simply becomes another child of the other PH's root node). The code below
uses a funky representation where a PH is just a list L, where L is the
value associated with the PH's root node (which always has the smallest
value in the tree), and the rest of the list consists of 0 or more child PHs
(which are again lists of the same form).
All the usual heap operations build on this simple "pairing" operation,
called _link below. Pushing an element x on the heap consists of viewing x
as the 0-child PH [x], and one link step completes merging it with the
existing PH. Any collection of N values can thus be turned into a PH using
exactly N-1 compares.
A pop seems scary at first, since we may have one root node with N-1
children, and then it will take at least N-2 pairing steps to turn the
remaining forest of PHs back into a single PH. Indeed, this happens if you
feed the numbers 1..N into an empty PH in order (each of 2 thru N becomes a
direct child of 1). There are many ways the forest-merge step can done; the
code below implements a common way, with the remarkable property that,
despite the possibility for an O(N) pop step, the amortized cost for N pops
is worst-case O(log N). In the "bad example" of inserting 1 thru N in
order, it actually turns out to be amortized constant time (it doesn't
matter how big N is, there's an independent (and small) constant c such that
the N pops take no more than c*N compares). You have see that to believe
it, though <wink>.
PHs are an active area of current research. They appear to have many
remarkable "adaptive" properties, but it seems difficult to prove or
disprove interesting general conjectures. Playing around with the code and
a class that counts __cmp__ invocations, it's not hard to find cases of
partially ordered data where "pairing heap sort" does fewer compares than

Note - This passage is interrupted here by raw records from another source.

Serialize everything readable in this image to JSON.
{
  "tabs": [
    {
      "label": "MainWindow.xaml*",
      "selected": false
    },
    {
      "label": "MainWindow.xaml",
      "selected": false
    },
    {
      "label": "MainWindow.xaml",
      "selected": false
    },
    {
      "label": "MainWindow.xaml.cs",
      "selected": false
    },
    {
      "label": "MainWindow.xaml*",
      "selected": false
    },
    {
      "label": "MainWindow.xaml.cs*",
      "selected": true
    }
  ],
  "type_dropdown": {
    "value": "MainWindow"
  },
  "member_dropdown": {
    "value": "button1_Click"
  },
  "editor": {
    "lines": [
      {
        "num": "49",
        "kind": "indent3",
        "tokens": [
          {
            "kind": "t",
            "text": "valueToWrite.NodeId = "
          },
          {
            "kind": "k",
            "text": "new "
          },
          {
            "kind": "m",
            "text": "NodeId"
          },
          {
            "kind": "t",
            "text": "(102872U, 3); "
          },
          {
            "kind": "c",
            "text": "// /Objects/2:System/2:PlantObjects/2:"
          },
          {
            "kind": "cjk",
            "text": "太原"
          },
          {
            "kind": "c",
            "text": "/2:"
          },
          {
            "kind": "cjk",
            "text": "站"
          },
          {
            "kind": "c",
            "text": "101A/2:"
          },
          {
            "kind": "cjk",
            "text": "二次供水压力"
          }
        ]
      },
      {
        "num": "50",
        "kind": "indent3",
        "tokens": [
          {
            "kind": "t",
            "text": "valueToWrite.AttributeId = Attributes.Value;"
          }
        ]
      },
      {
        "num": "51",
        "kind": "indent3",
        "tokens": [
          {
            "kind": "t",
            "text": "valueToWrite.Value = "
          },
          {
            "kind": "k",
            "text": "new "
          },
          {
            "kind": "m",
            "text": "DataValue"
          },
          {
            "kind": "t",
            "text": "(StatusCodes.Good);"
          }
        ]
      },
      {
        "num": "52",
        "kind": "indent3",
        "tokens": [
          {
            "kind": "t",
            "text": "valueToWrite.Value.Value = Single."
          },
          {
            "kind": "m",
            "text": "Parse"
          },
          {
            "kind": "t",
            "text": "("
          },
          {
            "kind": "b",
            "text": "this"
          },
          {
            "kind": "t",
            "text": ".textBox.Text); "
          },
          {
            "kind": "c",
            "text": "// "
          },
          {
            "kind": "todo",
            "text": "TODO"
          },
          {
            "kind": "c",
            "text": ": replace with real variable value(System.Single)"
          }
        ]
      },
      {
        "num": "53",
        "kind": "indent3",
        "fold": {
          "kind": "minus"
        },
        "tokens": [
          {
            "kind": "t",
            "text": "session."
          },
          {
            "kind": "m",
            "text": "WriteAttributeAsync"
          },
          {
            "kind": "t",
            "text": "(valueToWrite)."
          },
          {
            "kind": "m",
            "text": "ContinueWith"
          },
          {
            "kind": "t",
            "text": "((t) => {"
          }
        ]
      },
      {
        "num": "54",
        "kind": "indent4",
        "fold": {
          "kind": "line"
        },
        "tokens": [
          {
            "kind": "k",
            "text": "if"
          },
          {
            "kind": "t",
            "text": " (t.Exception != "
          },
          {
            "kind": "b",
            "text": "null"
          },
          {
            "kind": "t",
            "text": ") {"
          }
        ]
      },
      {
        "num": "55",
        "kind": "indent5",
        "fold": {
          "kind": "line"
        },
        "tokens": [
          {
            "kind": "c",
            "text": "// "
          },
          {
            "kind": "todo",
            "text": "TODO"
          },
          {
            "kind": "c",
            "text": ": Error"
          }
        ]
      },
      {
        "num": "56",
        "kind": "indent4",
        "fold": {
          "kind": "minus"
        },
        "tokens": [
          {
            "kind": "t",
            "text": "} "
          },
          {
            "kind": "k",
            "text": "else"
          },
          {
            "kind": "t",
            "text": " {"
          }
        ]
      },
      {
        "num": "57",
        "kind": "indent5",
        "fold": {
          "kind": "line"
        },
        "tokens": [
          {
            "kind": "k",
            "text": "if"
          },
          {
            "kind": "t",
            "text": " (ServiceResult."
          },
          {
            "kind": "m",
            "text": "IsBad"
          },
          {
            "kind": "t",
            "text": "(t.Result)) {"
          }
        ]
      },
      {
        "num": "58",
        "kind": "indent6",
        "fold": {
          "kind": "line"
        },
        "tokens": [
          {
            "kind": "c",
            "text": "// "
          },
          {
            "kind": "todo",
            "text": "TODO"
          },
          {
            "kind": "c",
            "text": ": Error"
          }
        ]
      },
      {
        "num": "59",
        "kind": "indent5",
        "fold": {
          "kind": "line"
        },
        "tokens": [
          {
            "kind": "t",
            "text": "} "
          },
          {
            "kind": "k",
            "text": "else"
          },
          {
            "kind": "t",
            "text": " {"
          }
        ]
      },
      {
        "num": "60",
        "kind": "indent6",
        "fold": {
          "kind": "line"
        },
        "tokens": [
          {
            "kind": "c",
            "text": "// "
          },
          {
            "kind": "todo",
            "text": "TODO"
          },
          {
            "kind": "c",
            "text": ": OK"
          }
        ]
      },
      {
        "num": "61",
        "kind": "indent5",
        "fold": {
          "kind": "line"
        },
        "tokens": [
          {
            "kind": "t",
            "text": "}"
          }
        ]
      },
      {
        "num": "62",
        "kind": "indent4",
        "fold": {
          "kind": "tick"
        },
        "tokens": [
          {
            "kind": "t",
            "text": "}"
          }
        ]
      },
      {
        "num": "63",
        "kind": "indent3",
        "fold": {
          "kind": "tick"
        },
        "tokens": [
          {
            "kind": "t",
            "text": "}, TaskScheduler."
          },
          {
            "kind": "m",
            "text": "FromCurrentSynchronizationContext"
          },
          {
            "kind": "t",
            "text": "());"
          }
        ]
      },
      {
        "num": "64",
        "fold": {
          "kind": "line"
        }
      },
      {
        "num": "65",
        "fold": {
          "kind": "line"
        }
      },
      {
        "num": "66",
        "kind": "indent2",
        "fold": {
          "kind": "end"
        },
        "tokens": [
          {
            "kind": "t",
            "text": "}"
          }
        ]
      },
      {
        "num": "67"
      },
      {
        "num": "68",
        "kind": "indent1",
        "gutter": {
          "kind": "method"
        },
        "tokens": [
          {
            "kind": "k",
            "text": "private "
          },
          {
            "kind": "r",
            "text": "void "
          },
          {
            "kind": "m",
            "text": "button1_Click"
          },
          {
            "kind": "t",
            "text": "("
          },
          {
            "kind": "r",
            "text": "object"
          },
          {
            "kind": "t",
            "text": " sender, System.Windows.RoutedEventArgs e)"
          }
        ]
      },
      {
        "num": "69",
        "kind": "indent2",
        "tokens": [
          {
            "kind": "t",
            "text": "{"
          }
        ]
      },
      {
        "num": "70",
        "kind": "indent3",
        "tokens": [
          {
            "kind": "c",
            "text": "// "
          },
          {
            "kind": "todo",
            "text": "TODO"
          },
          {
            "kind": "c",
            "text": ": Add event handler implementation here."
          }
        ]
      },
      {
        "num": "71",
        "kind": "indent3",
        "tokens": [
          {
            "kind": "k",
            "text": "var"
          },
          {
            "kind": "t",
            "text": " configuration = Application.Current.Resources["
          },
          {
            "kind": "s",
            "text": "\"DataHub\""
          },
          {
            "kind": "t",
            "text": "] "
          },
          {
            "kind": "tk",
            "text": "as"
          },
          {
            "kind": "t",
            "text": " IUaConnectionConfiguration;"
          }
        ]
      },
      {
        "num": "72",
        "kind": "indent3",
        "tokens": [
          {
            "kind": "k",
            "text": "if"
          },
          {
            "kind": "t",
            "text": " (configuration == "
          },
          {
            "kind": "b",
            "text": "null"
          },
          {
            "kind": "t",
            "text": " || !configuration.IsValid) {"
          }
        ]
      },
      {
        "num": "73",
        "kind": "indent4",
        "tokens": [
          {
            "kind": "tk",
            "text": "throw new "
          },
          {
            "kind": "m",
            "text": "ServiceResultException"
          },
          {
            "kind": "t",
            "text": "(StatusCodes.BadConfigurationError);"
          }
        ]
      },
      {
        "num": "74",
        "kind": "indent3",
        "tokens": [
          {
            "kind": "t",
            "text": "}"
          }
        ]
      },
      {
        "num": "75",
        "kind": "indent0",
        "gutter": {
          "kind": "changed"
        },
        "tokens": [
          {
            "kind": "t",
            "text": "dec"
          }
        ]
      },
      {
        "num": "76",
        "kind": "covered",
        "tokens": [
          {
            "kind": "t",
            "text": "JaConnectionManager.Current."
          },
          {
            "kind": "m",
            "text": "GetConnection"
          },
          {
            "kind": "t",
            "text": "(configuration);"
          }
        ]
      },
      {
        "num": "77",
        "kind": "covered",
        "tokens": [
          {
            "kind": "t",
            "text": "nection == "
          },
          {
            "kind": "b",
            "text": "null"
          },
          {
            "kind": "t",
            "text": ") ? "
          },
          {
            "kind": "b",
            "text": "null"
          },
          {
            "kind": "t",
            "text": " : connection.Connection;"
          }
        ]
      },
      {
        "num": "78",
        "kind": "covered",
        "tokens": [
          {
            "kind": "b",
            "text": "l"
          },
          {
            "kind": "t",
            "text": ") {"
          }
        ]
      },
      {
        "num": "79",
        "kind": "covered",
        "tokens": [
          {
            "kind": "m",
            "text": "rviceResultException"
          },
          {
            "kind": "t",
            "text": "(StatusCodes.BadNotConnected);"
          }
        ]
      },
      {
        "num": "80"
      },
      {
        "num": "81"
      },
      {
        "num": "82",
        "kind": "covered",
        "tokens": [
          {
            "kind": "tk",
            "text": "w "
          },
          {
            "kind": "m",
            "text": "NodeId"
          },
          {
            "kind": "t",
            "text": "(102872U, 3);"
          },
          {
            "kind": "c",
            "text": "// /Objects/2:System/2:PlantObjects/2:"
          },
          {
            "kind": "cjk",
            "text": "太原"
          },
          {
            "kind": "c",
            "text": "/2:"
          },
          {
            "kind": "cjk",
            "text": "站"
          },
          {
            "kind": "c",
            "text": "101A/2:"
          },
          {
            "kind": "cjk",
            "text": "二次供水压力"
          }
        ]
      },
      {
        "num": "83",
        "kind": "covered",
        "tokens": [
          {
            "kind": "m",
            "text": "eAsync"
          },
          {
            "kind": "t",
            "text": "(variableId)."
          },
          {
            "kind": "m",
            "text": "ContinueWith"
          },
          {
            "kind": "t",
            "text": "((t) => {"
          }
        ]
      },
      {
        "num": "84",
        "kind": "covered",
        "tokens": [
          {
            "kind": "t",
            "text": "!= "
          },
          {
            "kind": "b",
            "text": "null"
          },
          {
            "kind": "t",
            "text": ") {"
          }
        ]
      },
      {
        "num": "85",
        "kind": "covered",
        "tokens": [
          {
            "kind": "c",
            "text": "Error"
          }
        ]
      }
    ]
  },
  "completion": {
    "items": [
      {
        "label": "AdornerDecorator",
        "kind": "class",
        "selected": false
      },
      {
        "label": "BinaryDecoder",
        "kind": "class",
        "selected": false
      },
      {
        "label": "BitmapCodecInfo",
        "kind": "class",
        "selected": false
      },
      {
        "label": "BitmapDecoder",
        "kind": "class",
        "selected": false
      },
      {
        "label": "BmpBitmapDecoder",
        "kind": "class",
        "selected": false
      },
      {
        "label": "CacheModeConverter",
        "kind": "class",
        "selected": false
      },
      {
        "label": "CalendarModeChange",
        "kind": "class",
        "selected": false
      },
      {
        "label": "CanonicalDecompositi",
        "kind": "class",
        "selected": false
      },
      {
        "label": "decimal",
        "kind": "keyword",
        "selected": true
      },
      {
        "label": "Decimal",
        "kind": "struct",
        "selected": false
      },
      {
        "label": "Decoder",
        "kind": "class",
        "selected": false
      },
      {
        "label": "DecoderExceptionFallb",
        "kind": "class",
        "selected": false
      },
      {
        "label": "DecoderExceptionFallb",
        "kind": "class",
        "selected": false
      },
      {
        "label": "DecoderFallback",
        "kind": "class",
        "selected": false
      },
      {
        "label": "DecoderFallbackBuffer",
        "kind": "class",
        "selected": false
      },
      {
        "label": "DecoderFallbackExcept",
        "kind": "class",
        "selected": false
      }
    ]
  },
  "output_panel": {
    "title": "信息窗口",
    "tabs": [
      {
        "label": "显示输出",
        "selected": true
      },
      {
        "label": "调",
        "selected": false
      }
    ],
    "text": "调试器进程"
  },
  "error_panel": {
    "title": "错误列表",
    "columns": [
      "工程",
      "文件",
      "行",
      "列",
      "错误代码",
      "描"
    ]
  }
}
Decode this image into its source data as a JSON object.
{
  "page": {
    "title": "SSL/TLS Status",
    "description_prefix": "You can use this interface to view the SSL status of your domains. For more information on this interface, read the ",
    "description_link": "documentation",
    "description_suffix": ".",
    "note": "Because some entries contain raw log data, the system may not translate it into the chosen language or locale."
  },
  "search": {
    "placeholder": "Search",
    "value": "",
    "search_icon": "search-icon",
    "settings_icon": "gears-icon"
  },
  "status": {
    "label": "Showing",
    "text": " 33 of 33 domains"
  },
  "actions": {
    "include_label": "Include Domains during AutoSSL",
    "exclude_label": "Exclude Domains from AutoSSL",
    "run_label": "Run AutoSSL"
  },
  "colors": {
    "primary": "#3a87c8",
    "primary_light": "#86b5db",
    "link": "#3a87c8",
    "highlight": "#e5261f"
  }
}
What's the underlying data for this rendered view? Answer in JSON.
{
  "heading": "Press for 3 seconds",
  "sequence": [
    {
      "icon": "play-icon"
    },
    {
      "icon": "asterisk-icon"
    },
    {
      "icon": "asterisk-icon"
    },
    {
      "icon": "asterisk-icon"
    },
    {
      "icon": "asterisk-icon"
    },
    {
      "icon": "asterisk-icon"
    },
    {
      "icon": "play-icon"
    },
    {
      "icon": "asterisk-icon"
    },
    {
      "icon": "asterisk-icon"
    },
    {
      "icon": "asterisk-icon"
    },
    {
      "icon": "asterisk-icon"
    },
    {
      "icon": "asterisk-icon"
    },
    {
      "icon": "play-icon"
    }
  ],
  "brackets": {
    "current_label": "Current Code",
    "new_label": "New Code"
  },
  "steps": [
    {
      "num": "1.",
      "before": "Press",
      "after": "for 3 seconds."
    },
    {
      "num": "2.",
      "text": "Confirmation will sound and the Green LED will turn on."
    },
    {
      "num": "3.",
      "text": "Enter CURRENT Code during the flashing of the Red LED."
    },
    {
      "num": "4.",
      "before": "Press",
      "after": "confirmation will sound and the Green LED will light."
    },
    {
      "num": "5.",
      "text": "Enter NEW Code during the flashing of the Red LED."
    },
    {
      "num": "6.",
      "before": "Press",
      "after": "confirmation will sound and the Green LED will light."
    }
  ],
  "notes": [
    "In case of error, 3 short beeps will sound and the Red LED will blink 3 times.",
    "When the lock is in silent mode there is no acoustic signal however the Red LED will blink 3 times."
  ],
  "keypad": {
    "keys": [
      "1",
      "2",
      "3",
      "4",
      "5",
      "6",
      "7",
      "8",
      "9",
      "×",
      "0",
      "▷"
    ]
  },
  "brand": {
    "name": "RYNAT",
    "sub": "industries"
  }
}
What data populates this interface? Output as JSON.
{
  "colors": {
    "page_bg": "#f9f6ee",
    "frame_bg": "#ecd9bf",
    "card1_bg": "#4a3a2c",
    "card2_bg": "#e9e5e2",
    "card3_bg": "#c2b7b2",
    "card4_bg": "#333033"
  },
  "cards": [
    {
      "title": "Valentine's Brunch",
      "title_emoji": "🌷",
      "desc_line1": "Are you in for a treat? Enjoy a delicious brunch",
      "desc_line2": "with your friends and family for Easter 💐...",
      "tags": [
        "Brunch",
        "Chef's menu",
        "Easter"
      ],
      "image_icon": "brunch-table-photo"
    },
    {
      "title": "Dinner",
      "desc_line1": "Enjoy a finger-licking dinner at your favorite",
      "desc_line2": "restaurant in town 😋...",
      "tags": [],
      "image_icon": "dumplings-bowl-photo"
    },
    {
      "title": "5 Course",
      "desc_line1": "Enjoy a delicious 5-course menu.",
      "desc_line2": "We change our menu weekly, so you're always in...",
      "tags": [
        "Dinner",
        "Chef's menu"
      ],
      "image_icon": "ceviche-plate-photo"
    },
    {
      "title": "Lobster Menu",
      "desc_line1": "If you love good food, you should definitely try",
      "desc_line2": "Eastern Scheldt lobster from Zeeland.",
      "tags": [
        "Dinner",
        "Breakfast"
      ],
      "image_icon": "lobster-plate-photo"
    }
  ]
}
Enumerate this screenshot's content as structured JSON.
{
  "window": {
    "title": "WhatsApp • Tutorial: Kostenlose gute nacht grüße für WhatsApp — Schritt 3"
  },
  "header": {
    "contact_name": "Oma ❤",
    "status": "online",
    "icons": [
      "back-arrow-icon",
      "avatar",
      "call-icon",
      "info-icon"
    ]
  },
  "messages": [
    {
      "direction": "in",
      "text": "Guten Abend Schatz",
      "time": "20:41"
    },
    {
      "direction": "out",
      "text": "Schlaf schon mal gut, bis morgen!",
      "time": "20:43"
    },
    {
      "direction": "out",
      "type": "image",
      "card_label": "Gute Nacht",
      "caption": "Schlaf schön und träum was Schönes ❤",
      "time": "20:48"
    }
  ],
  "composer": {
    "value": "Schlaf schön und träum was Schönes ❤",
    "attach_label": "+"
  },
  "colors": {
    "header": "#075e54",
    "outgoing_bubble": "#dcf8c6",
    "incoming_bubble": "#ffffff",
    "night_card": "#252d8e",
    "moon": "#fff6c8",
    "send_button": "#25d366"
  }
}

our new mergesort. OTOH, PHs do substantially worse than classic heaps on #
of compares when data is fed in randomly, and classic heaps in turn do
substantially worse on random data than our mergesort.
Still, if there are bursts of order in your data, and you can afford the
space, using a PH priority queue can be much faster than using a classic
heap. Indeed, if you feed the numbers from 1 through N in *reverse* order,
then pop them off one at a time, it turns out that the PH queue doesn't need
to compare after any of the pops -- the N-1 compares at the start are the
def _link(x, y):
if x <= y:
n = len(x)
if n == 1:
pairs = [_link(x[i], x[i+1]) for i in xrange(1, n-1, 2)]
if n & 1 == 0:
x = pairs[-1]
for i in xrange(len(pairs)-2, -1, -1):
x = _link(pairs[i], x)
__slots__ = 'x'
self.x = 
def push(self, value):
self.x = _link(self.x, [value])
result = self.x # raises IndexError if empty
self.x = _merge(self.x)